** What to produce **
Your response should consist of the lines below, printed exactly.

Dataset content Start Marker

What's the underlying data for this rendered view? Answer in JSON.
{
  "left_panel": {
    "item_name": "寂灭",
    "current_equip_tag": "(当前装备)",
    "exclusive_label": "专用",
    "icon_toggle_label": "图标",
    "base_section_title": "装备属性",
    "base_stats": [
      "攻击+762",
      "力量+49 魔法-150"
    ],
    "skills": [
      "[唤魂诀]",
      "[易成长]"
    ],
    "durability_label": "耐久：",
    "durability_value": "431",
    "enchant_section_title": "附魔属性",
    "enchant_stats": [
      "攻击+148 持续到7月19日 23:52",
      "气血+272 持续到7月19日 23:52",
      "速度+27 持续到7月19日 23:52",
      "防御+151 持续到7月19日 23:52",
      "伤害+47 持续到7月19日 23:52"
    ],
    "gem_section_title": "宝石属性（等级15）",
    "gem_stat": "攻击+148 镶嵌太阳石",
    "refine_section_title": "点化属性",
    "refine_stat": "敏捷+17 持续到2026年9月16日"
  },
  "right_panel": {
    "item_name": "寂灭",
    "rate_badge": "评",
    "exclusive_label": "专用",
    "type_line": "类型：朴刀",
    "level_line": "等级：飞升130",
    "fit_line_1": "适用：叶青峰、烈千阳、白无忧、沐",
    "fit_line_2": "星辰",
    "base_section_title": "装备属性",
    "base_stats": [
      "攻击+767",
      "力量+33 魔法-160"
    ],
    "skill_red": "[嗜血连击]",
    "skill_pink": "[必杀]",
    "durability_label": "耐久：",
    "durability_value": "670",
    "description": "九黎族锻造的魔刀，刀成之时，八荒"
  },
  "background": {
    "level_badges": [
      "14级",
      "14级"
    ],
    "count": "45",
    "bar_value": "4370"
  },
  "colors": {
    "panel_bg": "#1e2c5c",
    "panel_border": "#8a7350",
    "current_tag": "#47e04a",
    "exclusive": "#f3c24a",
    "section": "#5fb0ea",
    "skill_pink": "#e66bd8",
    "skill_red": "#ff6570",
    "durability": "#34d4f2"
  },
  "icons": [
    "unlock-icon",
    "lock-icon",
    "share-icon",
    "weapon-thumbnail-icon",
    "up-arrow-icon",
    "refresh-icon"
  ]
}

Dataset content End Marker

** Solution to this task **
What's the underlying data for this rendered view? Answer in JSON.
{
  "left_panel": {
    "item_name": "寂灭",
    "current_equip_tag": "(当前装备)",
    "exclusive_label": "专用",
    "icon_toggle_label": "图标",
    "base_section_title": "装备属性",
    "base_stats": [
      "攻击+762",
      "力量+49 魔法-150"
    ],
    "skills": [
      "[唤魂诀]",
      "[易成长]"
    ],
    "durability_label": "耐久：",
    "durability_value": "431",
    "enchant_section_title": "附魔属性",
    "enchant_stats": [
      "攻击+148 持续到7月19日 23:52",
      "气血+272 持续到7月19日 23:52",
      "速度+27 持续到7月19日 23:52",
      "防御+151 持续到7月19日 23:52",
      "伤害+47 持续到7月19日 23:52"
    ],
    "gem_section_title": "宝石属性（等级15）",
    "gem_stat": "攻击+148 镶嵌太阳石",
    "refine_section_title": "点化属性",
    "refine_stat": "敏捷+17 持续到2026年9月16日"
  },
  "right_panel": {
    "item_name": "寂灭",
    "rate_badge": "评",
    "exclusive_label": "专用",
    "type_line": "类型：朴刀",
    "level_line": "等级：飞升130",
    "fit_line_1": "适用：叶青峰、烈千阳、白无忧、沐",
    "fit_line_2": "星辰",
    "base_section_title": "装备属性",
    "base_stats": [
      "攻击+767",
      "力量+33 魔法-160"
    ],
    "skill_red": "[嗜血连击]",
    "skill_pink": "[必杀]",
    "durability_label": "耐久：",
    "durability_value": "670",
    "description": "九黎族锻造的魔刀，刀成之时，八荒"
  },
  "background": {
    "level_badges": [
      "14级",
      "14级"
    ],
    "count": "45",
    "bar_value": "4370"
  },
  "colors": {
    "panel_bg": "#1e2c5c",
    "panel_border": "#8a7350",
    "current_tag": "#47e04a",
    "exclusive": "#f3c24a",
    "section": "#5fb0ea",
    "skill_pink": "#e66bd8",
    "skill_red": "#ff6570",
    "durability": "#34d4f2"
  },
  "icons": [
    "unlock-icon",
    "lock-icon",
    "share-icon",
    "weapon-thumbnail-icon",
    "up-arrow-icon",
    "refresh-icon"
  ]
}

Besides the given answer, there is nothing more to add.